The answer must consist of every line from the entries that holds the word "Nozzle".

*** Opening of WORKING DATA ***

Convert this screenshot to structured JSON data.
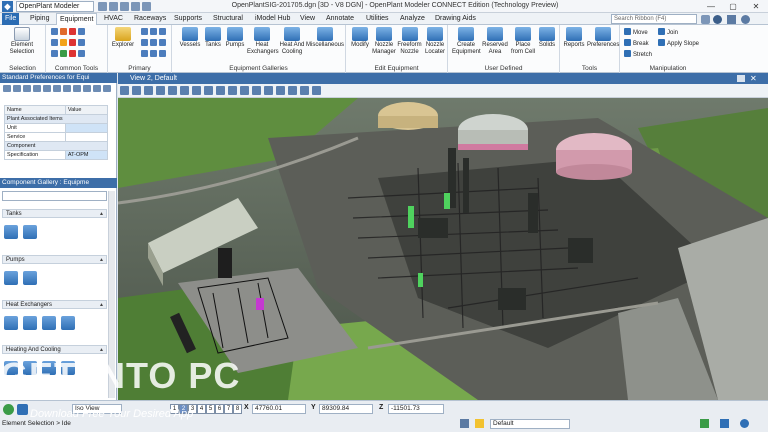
{
  "titlebar": {
    "workspace": "OpenPlant Modeler",
    "title": "OpenPlantSIG-201705.dgn [3D - V8 DGN] - OpenPlant Modeler CONNECT Edition (Technology Preview)",
    "minimize": "—",
    "maximize": "▢",
    "close": "✕"
  },
  "ribbon_tabs": [
    "File",
    "Piping",
    "Equipment",
    "HVAC",
    "Raceways",
    "Supports",
    "Structural",
    "iModel Hub",
    "View",
    "Annotate",
    "Utilities",
    "Analyze",
    "Drawing Aids"
  ],
  "active_tab": "Equipment",
  "search": {
    "placeholder": "Search Ribbon (F4)"
  },
  "groups": {
    "selection": {
      "label": "Selection",
      "element_selection": "Element Selection"
    },
    "common_tools": {
      "label": "Common Tools"
    },
    "primary": {
      "label": "Primary",
      "explorer": "Explorer"
    },
    "equipment_galleries": {
      "label": "Equipment Galleries",
      "items": [
        "Vessels",
        "Tanks",
        "Pumps",
        "Heat Exchangers",
        "Heat And Cooling",
        "Miscellaneous"
      ]
    },
    "edit_equipment": {
      "label": "Edit Equipment",
      "items": [
        "Modify",
        "Nozzle Manager",
        "Freeform Nozzle",
        "Nozzle Locater"
      ]
    },
    "user_defined": {
      "label": "User Defined",
      "items": [
        "Create Equipment",
        "Reserved Area",
        "Place from Cell",
        "Solids"
      ]
    },
    "tools": {
      "label": "Tools",
      "items": [
        "Reports",
        "Preferences"
      ]
    },
    "manipulation": {
      "label": "Manipulation",
      "items": [
        "Move",
        "Join",
        "Break",
        "Apply Slope",
        "Stretch"
      ]
    }
  },
  "left_panel": {
    "prefs_title": "Standard Preferences for Equi",
    "table": {
      "headers": [
        "Name",
        "Value"
      ],
      "rows": [
        {
          "type": "section",
          "name": "Plant Associated Items",
          "value": ""
        },
        {
          "type": "row",
          "name": "Unit",
          "value": ""
        },
        {
          "type": "row",
          "name": "Service",
          "value": ""
        },
        {
          "type": "section",
          "name": "Component",
          "value": ""
        },
        {
          "type": "row",
          "name": "Specification",
          "value": "AT-OPM"
        }
      ]
    },
    "gallery_title": "Component Gallery : Equipme",
    "sections": [
      "Tanks",
      "Pumps",
      "Heat Exchangers",
      "Heating And Cooling"
    ]
  },
  "view": {
    "title": "View 2, Default"
  },
  "status": {
    "view_select": "Iso View",
    "view_numbers": [
      "1",
      "2",
      "3",
      "4",
      "5",
      "6",
      "7",
      "8"
    ],
    "x_label": "X",
    "x_value": "47760.01",
    "y_label": "Y",
    "y_value": "89309.84",
    "z_label": "Z",
    "z_value": "-11501.73",
    "prompt": "Element Selection > Ide",
    "level": "Default"
  },
  "watermark": {
    "text": "GET INTO PC",
    "subtext": "Download Free Your Desired App"
  },
  "colors": {
    "accent": "#2b6cb3",
    "panel_header": "#3d6ea8"
  }
}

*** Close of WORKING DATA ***

→ RESULT FOR THIS EXERCISE:
        "Nozzle Manager",
        "Freeform Nozzle",
        "Nozzle Locater"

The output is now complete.